* Aim of the task: In the records that follow, find each line containing "issues" and copy it.

········

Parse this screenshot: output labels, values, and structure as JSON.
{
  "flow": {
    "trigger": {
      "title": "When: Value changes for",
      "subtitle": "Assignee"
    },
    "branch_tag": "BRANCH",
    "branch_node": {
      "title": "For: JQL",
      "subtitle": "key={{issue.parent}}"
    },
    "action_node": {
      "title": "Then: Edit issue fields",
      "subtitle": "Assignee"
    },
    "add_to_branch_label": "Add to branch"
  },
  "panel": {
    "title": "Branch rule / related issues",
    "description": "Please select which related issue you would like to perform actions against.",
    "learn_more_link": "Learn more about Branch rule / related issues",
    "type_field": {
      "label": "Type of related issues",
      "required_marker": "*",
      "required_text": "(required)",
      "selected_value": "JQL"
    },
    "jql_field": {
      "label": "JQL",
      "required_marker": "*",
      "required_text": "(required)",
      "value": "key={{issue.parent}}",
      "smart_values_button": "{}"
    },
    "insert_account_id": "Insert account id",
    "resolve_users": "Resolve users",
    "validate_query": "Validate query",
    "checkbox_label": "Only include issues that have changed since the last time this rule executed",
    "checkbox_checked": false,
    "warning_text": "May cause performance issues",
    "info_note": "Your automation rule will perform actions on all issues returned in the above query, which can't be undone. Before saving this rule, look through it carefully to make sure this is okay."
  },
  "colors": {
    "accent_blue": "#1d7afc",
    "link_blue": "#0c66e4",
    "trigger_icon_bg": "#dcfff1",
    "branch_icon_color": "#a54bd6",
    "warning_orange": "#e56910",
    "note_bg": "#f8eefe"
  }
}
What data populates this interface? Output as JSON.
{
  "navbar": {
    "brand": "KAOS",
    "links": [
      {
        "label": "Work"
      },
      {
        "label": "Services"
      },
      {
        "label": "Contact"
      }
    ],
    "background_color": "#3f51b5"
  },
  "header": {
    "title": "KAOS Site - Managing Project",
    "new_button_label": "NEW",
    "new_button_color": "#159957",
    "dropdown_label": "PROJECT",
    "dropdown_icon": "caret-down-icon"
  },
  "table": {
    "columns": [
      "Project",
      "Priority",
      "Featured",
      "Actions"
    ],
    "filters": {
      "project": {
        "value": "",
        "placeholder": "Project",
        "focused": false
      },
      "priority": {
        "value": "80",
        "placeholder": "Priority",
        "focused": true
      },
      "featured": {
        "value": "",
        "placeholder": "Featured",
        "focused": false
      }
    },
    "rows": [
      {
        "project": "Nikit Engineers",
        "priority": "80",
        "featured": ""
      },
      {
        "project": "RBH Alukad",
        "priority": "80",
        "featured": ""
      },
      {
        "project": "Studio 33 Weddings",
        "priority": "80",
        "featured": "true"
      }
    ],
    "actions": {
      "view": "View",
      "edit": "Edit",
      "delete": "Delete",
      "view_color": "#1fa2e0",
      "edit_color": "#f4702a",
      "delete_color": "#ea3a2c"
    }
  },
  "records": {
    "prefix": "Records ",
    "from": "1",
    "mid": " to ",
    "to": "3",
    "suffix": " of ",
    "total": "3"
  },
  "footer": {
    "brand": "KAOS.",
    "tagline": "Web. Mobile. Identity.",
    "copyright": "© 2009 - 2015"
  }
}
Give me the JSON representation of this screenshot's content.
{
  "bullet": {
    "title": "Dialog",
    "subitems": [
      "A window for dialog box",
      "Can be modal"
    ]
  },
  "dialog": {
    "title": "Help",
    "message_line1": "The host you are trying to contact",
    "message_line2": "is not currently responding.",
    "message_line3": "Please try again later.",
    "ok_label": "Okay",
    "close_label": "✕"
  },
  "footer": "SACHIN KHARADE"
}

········

* Response below:
    "title": "Branch rule / related issues",
    "learn_more_link": "Learn more about Branch rule / related issues",
      "label": "Type of related issues",
    "checkbox_label": "Only include issues that have changed since the last time this rule executed",
    "warning_text": "May cause performance issues",
    "info_note": "Your automation rule will perform actions on all issues returned in the above query, which can't be undone. Before saving this rule, look through it carefully to make sure this is okay."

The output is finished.